The results showed that women who currently smoked were nearly twice as likely to have Graves' disease compared with nonsmokers.

The more women smoked, the more likely they were to develop Graves' disease. Heavy smokers (more than 25 cigarettes per day) were nearly three times more likely to have the disease.

The risk of Graves' disease declined dramatically 10 to 15 years after quitting smoking. But even past smokers were slightly more likely to develop the condition.

Understanding Graves' Disease -- Symptoms

Narrowing the Search for Graves' Disease Risk Factors

None of the other lifestyle factors studied -- physical activity, obesity, or alcohol use -- was associated with an increase in Graves' disease risk among the women.

But the study suggests that obesity may have a slightly protective effect against Graves' disease. Women with a BMI (body mass index) over 30, which is considered obese, were 32 percent less likely to have the disease two years later.

Researchers say this finding should be interpreted with caution because weight loss is an early symptom of hyperthyroidism caused by Graves' disease. In fact, when researchers looked at BMI four years before diagnosis of Graves' disease, this association was no longer significant.

Ten Little-Known Reasons to Quit Smoking

By Jennifer Warner, reviewed by Michael W. Smith, MD

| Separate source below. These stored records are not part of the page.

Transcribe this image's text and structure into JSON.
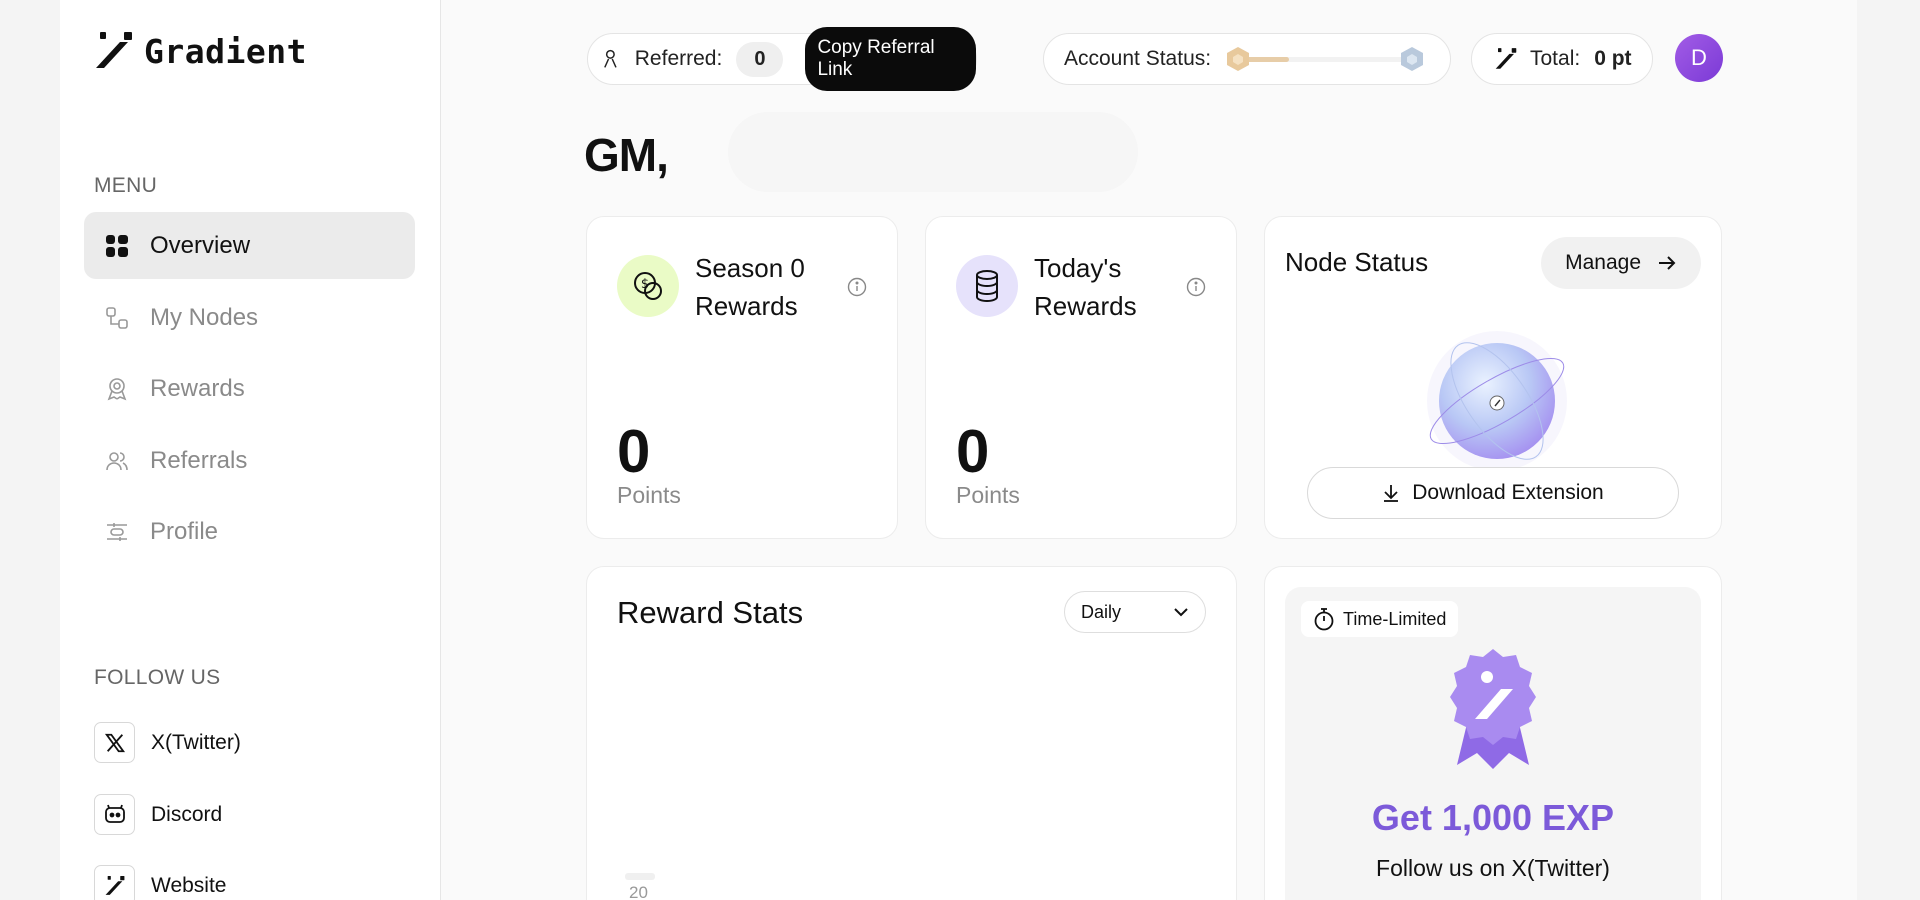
{
  "brand": {
    "name": "Gradient"
  },
  "sidebar": {
    "menu_label": "MENU",
    "items": [
      {
        "label": "Overview",
        "icon": "grid-icon",
        "active": true
      },
      {
        "label": "My Nodes",
        "icon": "nodes-icon",
        "active": false
      },
      {
        "label": "Rewards",
        "icon": "award-icon",
        "active": false
      },
      {
        "label": "Referrals",
        "icon": "users-icon",
        "active": false
      },
      {
        "label": "Profile",
        "icon": "sliders-icon",
        "active": false
      }
    ],
    "follow_label": "FOLLOW US",
    "follow": [
      {
        "label": "X(Twitter)",
        "icon": "x-icon"
      },
      {
        "label": "Discord",
        "icon": "discord-icon"
      },
      {
        "label": "Website",
        "icon": "gradient-logo-icon"
      }
    ]
  },
  "topbar": {
    "referred_label": "Referred:",
    "referred_count": "0",
    "copy_label": "Copy Referral Link",
    "account_status_label": "Account Status:",
    "account_status_progress": 0.3,
    "total_label": "Total:",
    "total_value": "0 pt",
    "avatar_initial": "D"
  },
  "greeting": "GM,",
  "cards": {
    "season": {
      "title": "Season 0 Rewards",
      "value": "0",
      "unit": "Points"
    },
    "today": {
      "title": "Today's Rewards",
      "value": "0",
      "unit": "Points"
    },
    "node": {
      "title": "Node Status",
      "manage_label": "Manage",
      "download_label": "Download Extension"
    }
  },
  "stats": {
    "title": "Reward Stats",
    "period": "Daily",
    "tick": "20"
  },
  "promo": {
    "badge": "Time-Limited",
    "headline": "Get 1,000 EXP",
    "sub": "Follow us on X(Twitter)"
  },
  "colors": {
    "accent": "#7c5ad9",
    "season_icon_bg": "#eafbc6",
    "today_icon_bg": "#e6e2fb",
    "status_fill": "#e7cda8"
  }
}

SOURCE: Holm, I. Archives of Internal Medicine, July 25, 2005; vol 165: pp 1606-1611.